**TASK DESCRIPTION**: Copy each line below containing "this".

**Excerpts from a dataset**:
_ _ _ _

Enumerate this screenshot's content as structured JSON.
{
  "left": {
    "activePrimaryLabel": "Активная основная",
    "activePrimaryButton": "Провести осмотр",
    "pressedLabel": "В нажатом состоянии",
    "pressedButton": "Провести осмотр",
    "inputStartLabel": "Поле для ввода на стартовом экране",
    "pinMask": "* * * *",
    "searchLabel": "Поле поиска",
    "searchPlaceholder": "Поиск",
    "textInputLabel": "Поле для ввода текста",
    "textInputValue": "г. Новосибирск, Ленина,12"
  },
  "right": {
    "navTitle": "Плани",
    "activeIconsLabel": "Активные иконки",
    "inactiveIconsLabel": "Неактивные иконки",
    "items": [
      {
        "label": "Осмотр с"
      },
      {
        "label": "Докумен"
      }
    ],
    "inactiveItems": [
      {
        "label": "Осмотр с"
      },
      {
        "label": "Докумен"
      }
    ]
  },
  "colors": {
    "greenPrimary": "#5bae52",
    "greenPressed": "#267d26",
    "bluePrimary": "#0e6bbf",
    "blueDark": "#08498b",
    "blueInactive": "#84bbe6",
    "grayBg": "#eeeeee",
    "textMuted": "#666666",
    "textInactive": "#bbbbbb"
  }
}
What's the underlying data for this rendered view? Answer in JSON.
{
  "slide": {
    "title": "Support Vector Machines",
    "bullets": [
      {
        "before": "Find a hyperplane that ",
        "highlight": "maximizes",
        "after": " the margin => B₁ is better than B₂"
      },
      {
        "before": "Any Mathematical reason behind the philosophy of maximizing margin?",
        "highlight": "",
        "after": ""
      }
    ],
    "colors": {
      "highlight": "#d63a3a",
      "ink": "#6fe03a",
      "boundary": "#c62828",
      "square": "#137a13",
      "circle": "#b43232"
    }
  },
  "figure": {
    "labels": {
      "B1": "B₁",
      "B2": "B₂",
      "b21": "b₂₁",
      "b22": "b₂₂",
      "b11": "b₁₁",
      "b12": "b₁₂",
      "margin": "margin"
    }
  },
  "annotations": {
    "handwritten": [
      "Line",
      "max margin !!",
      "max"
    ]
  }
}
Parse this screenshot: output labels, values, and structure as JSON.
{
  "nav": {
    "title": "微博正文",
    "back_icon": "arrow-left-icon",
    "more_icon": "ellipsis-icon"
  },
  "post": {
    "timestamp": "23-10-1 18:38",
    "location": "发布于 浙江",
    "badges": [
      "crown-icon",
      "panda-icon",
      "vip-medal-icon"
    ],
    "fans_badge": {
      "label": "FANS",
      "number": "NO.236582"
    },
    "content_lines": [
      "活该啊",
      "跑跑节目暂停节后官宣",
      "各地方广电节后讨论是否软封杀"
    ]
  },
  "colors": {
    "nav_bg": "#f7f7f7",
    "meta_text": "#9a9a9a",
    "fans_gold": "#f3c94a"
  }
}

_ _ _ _

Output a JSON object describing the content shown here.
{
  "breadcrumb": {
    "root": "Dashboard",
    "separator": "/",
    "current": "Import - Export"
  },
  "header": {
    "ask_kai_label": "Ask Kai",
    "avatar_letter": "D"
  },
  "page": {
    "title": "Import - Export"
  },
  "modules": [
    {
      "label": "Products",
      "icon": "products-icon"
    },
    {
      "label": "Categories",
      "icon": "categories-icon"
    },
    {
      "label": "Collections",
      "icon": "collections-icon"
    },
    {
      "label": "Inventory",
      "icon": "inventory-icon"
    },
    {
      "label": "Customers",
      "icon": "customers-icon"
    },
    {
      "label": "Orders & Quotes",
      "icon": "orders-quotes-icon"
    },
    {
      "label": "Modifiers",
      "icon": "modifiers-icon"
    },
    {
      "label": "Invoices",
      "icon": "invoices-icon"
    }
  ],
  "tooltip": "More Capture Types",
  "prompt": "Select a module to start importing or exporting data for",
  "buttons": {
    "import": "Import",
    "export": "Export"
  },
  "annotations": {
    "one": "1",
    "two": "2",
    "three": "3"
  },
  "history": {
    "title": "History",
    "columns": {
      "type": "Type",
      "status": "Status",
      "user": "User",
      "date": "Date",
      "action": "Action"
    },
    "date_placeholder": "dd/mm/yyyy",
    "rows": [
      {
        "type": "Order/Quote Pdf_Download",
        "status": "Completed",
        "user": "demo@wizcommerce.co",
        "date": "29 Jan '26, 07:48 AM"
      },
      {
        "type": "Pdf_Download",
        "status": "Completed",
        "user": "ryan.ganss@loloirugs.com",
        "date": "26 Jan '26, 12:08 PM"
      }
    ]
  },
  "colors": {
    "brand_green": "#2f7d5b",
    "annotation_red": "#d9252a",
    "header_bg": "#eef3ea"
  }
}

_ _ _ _

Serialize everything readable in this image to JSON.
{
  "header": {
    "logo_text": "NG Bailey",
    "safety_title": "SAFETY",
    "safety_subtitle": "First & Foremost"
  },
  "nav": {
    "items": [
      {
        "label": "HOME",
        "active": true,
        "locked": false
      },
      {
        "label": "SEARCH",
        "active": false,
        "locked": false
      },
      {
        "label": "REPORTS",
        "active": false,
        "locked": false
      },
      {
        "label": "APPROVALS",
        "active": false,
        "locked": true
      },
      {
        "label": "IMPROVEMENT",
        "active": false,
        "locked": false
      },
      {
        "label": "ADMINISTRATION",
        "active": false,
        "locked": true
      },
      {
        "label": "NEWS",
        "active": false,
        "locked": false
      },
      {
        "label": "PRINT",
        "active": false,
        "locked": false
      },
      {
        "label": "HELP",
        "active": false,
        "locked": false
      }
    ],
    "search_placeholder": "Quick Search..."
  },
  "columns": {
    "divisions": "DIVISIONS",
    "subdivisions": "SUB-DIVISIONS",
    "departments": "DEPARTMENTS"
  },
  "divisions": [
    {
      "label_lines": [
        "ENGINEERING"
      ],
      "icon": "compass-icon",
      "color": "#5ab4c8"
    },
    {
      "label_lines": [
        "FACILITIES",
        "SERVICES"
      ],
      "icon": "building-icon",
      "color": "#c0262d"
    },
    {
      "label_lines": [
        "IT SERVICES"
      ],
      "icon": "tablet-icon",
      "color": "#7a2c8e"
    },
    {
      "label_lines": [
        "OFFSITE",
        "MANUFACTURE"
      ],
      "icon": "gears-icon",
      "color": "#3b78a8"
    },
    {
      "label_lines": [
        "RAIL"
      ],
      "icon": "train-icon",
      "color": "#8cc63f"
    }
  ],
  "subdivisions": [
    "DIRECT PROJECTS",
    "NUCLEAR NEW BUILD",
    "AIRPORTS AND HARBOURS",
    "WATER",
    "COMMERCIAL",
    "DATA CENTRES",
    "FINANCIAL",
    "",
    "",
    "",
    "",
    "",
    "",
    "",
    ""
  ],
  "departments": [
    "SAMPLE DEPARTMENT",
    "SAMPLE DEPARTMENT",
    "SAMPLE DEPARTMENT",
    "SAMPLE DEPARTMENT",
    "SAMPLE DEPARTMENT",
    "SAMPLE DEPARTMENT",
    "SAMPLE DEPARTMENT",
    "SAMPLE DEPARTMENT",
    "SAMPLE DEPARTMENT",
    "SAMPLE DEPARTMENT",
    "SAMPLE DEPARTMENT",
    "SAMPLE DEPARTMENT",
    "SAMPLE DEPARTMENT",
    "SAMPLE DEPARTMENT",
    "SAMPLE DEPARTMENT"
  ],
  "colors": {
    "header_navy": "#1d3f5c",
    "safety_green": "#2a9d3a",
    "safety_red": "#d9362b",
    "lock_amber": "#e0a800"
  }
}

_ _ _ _

**OUTPUT OF THE TASK**:
Enumerate this screenshot's content as structured JSON.
What's the underlying data for this rendered view? Answer in JSON.
Parse this screenshot: output labels, values, and structure as JSON.
Serialize everything readable in this image to JSON.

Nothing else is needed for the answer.